Race director Vaclav Skrivanek said that local runners, who will comprise the majority of the anticipated field of 12,500, are encouraged to layer themselves with old clothing they may no longer need or want. As their body temperatures rise and those articles are tossed to the side of the road, they will be collected by volunteers and donated to charity.
Skrivanek, however, remained optimistic that the elite runners will be treated to a positive weather swing, saying, “Last year, it was 8C/46F and we achieved 58:47 (course-record and world-leading winning time by Ethiopia’s Atsedu Tsegay). This year I believe the weather forecast is wrong again and like in previous years we might reach some ideal temperatures like 10 or 11 degrees Celsius and we’ll see great results after all.”
If the world record is indeed to fall, it is likely to come at the hands of Tadese who is arguably the greatest runner ever at the distance. The five-time IAAF World Half-Marathon/Road Running champion, who was actually a cyclist in school before a teacher turned him on to running in 2000, has contested 17 half-marathons since 2002, finishing nine of them in under one hour. He has averaged 59:18 over his 10 fastest performances.

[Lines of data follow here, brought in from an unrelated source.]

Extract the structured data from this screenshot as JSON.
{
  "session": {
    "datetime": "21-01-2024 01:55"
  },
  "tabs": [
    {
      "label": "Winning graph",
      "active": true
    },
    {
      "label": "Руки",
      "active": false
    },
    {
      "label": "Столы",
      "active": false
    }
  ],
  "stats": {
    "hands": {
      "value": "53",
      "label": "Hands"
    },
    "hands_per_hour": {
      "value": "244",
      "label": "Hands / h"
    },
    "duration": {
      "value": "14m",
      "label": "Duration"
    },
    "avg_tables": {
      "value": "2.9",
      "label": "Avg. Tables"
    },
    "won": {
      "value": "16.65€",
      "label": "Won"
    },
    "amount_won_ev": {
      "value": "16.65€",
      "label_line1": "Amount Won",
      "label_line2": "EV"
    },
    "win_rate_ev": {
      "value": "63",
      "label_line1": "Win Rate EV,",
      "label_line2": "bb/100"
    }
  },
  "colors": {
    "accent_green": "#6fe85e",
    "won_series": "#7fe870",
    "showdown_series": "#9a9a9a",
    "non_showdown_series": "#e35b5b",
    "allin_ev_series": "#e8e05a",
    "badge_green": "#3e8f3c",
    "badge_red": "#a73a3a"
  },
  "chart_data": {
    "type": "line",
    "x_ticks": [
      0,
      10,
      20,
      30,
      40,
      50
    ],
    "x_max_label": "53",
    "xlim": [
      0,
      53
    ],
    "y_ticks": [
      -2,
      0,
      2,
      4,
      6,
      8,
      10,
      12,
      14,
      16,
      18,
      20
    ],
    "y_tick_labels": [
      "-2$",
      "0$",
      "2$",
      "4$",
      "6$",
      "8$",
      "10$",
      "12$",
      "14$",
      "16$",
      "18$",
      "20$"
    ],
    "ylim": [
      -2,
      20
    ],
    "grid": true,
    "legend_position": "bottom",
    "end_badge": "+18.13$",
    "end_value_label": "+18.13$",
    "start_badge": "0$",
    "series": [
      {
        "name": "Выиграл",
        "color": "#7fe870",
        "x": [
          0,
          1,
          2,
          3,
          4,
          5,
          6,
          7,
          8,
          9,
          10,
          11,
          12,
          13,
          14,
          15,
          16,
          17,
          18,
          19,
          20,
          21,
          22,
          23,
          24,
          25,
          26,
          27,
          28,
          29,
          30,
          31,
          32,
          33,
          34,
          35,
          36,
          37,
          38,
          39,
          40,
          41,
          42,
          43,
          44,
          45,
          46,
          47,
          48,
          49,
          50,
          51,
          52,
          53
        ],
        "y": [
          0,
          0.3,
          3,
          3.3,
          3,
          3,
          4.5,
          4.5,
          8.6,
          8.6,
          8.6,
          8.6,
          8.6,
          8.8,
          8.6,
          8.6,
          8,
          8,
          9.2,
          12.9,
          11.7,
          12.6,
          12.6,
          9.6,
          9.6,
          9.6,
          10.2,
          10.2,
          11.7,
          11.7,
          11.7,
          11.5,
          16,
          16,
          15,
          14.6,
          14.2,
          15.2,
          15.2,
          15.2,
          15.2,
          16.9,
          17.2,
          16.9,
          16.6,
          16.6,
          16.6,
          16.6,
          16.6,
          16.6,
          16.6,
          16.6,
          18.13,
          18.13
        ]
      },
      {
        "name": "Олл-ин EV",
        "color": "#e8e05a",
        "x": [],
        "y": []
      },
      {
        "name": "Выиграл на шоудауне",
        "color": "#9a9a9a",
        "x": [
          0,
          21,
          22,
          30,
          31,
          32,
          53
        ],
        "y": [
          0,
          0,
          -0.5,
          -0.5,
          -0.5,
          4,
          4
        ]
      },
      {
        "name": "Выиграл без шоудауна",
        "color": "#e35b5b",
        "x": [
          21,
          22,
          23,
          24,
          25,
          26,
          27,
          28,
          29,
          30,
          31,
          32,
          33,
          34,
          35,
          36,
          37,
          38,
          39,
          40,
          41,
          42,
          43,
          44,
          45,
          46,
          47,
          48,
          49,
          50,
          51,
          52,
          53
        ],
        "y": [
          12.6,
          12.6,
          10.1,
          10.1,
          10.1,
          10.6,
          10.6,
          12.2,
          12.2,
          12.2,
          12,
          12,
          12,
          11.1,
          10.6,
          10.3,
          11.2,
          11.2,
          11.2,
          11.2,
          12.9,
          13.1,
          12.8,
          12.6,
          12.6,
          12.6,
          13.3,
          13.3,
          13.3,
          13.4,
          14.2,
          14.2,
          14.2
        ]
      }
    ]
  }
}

Tadese said that he has been training well for this race, beginning in Madrid, the city in which he resides most of the year, and then moving to Eritrea for the last five weeks, where he has been running in Asmara at 2300-meters altitude.
“My training has been good,” Tadese said. “But there are many other good runners here as well.”
Tadese’s stiffest challenge is likely to come from Kenya’s Philemon Limo, the 2011 Prague Half-Marathon champion in 59:30, the first-ever finish under on hour here. Although the time is no longer the course record here, it remains Limo’s personal-best.
Limo, who alternated his training between Iten and Eldoret to avoid inclement weather during the rainy season in the Rift Valley, said he is excited but not intimidated to toe the start line alongside Tadese.
“I am inspired, but I don’t fear anybody,” Limo said. “We competed together in Kavarna at the World Half-Marathon Championships so I know him very well. There is no problem. I am okay.”
As for the anticipated cold weather, Limo shrugged that off too, saying, “I am a universal runner: hot, cold, it doesn’t matter.”
Other sub-60 runners in the field include Kenya’s Pius Kiprop, who last year finished fourth at the World Half-Marathon Championships and ran a personal-best 59:25 at the Berlin Half-Marathon, and Daniel Chebii, a 10-K specialist who clocked 59:49 to win the Ceske Budejovice Half Marathon last year.